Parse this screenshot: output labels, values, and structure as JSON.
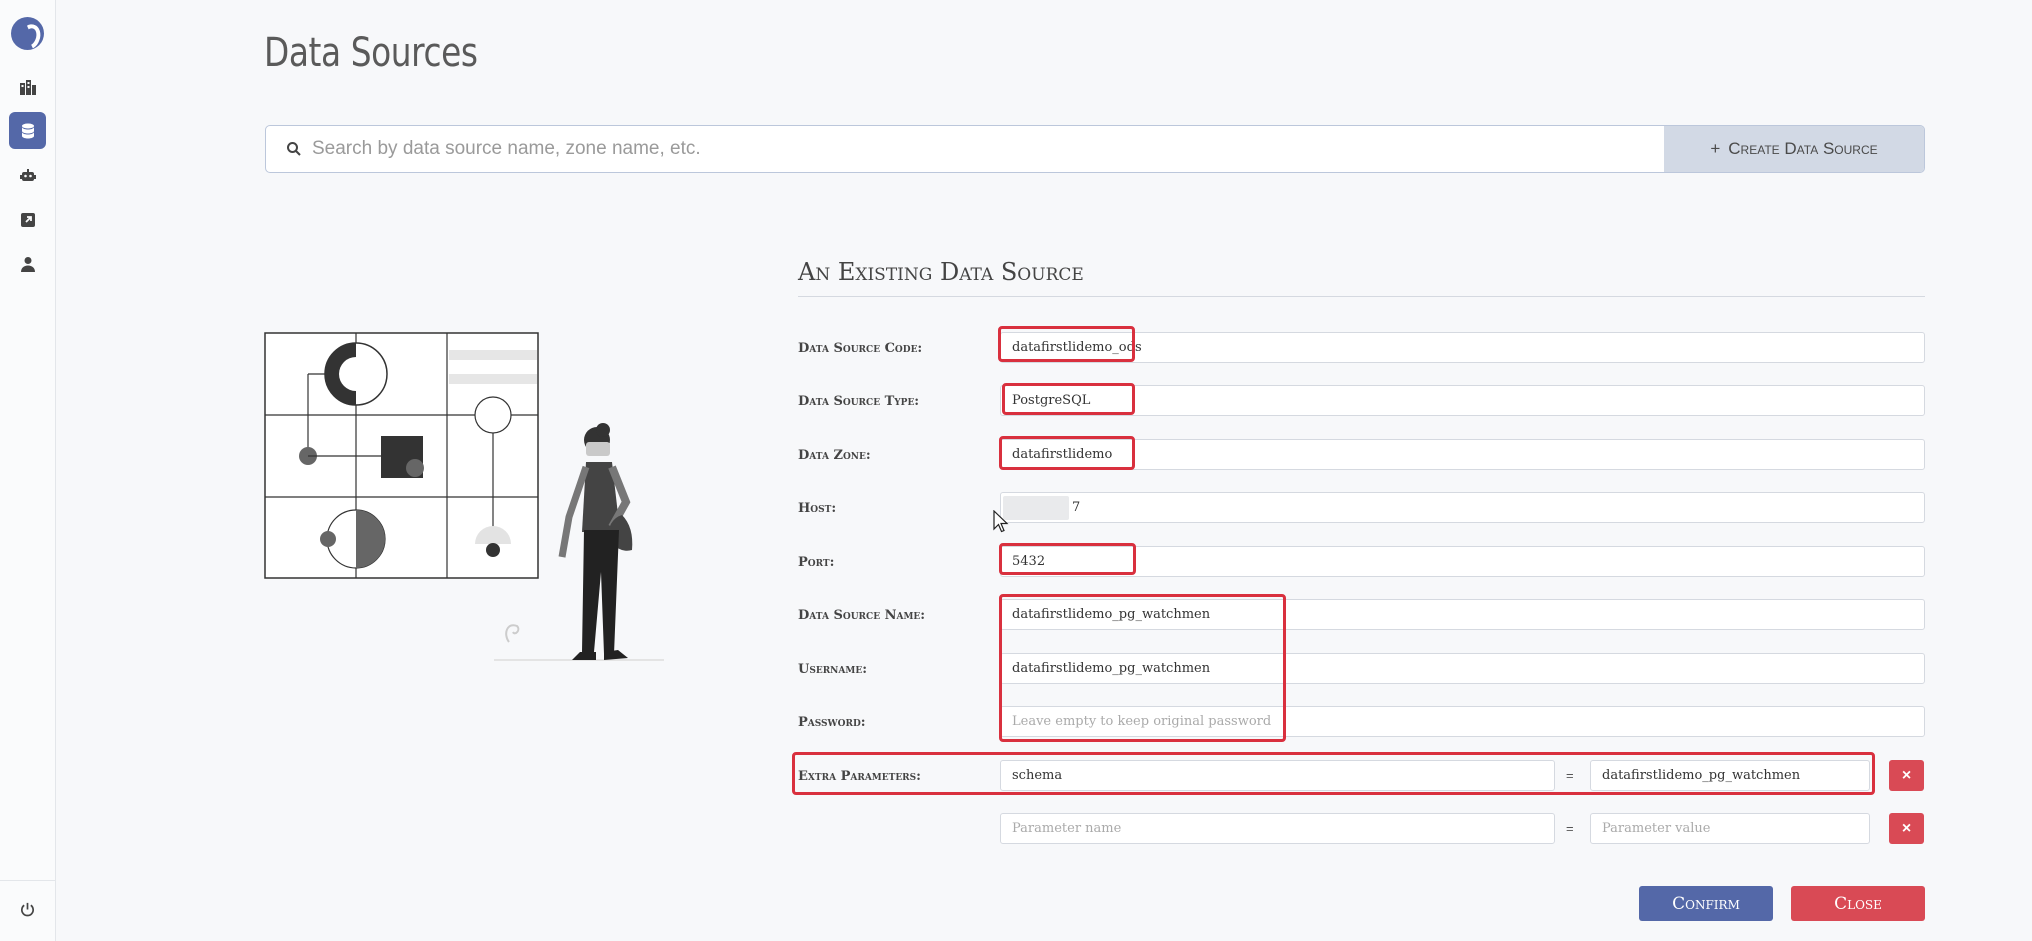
{
  "page_title": "Data Sources",
  "search": {
    "placeholder": "Search by data source name, zone name, etc.",
    "create_label": "Create Data Source",
    "create_prefix": "+"
  },
  "form": {
    "title": "An Existing Data Source",
    "fields": {
      "code": {
        "label": "Data Source Code:",
        "value": "datafirstlidemo_ods"
      },
      "type": {
        "label": "Data Source Type:",
        "value": "PostgreSQL"
      },
      "zone": {
        "label": "Data Zone:",
        "value": "datafirstlidemo"
      },
      "host": {
        "label": "Host:",
        "value": "7"
      },
      "port": {
        "label": "Port:",
        "value": "5432"
      },
      "name": {
        "label": "Data Source Name:",
        "value": "datafirstlidemo_pg_watchmen"
      },
      "username": {
        "label": "Username:",
        "value": "datafirstlidemo_pg_watchmen"
      },
      "password": {
        "label": "Password:",
        "value": "",
        "placeholder": "Leave empty to keep original password"
      }
    },
    "extra_parameters": {
      "label": "Extra Parameters:",
      "rows": [
        {
          "name": "schema",
          "value": "datafirstlidemo_pg_watchmen"
        },
        {
          "name": "",
          "value": ""
        }
      ],
      "name_placeholder": "Parameter name",
      "value_placeholder": "Parameter value",
      "equals": "=",
      "remove_symbol": "×"
    },
    "confirm_label": "Confirm",
    "close_label": "Close"
  },
  "colors": {
    "accent": "#5468a8",
    "danger": "#d94a55",
    "highlight": "#d9303e"
  },
  "icons": [
    "logo-icon",
    "building-icon",
    "database-icon",
    "robot-icon",
    "external-link-icon",
    "user-icon",
    "power-icon",
    "search-icon"
  ]
}
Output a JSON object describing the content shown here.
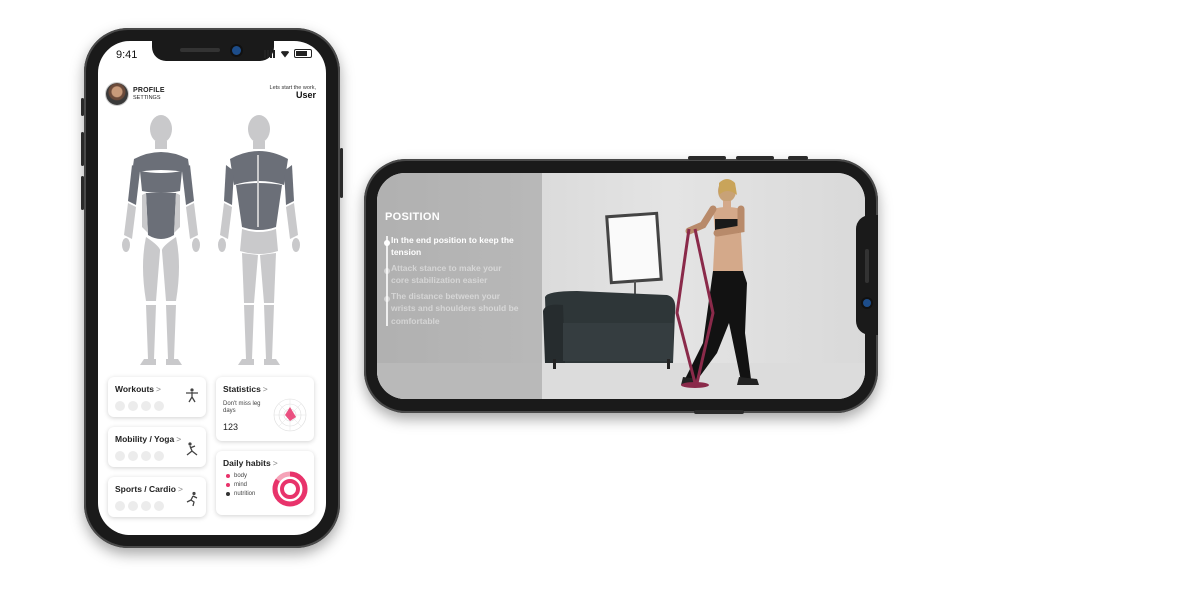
{
  "portrait": {
    "status": {
      "time": "9:41"
    },
    "profile": {
      "title": "PROFILE",
      "subtitle": "SETTINGS"
    },
    "greeting": {
      "line": "Lets start the work,",
      "user": "User"
    },
    "cards": {
      "workouts": {
        "title": "Workouts",
        "chevron": ">"
      },
      "mobility": {
        "title": "Mobility / Yoga",
        "chevron": ">"
      },
      "sports": {
        "title": "Sports / Cardio",
        "chevron": ">"
      },
      "statistics": {
        "title": "Statistics",
        "chevron": ">",
        "text": "Don't miss leg days",
        "value": "123"
      },
      "habits": {
        "title": "Daily habits",
        "chevron": ">",
        "legend": [
          {
            "label": "body",
            "color": "#e8336b"
          },
          {
            "label": "mind",
            "color": "#e8336b"
          },
          {
            "label": "nutrition",
            "color": "#333333"
          }
        ]
      }
    },
    "colors": {
      "accent": "#e8336b",
      "muscle_dark": "#6b6f78",
      "muscle_light": "#c9c9cb"
    }
  },
  "landscape": {
    "section_title": "POSITION",
    "items": [
      {
        "text": "In the end position to keep the tension",
        "state": "active"
      },
      {
        "text": "Attack stance to make your core stabilization easier",
        "state": "faded"
      },
      {
        "text": "The distance between your wrists and shoulders should be comfortable",
        "state": "faded"
      }
    ],
    "colors": {
      "band": "#8a2a4a",
      "sofa": "#2e3638"
    }
  }
}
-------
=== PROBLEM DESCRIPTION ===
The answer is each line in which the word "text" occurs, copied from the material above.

=== EXPECTED ANSWER ===
        "text": "Don't miss leg days",
        "text": "In the end position to keep the tension",
        "text": "Attack stance to make your core stabilization easier",
        "text": "The distance between your wrists and shoulders should be comfortable",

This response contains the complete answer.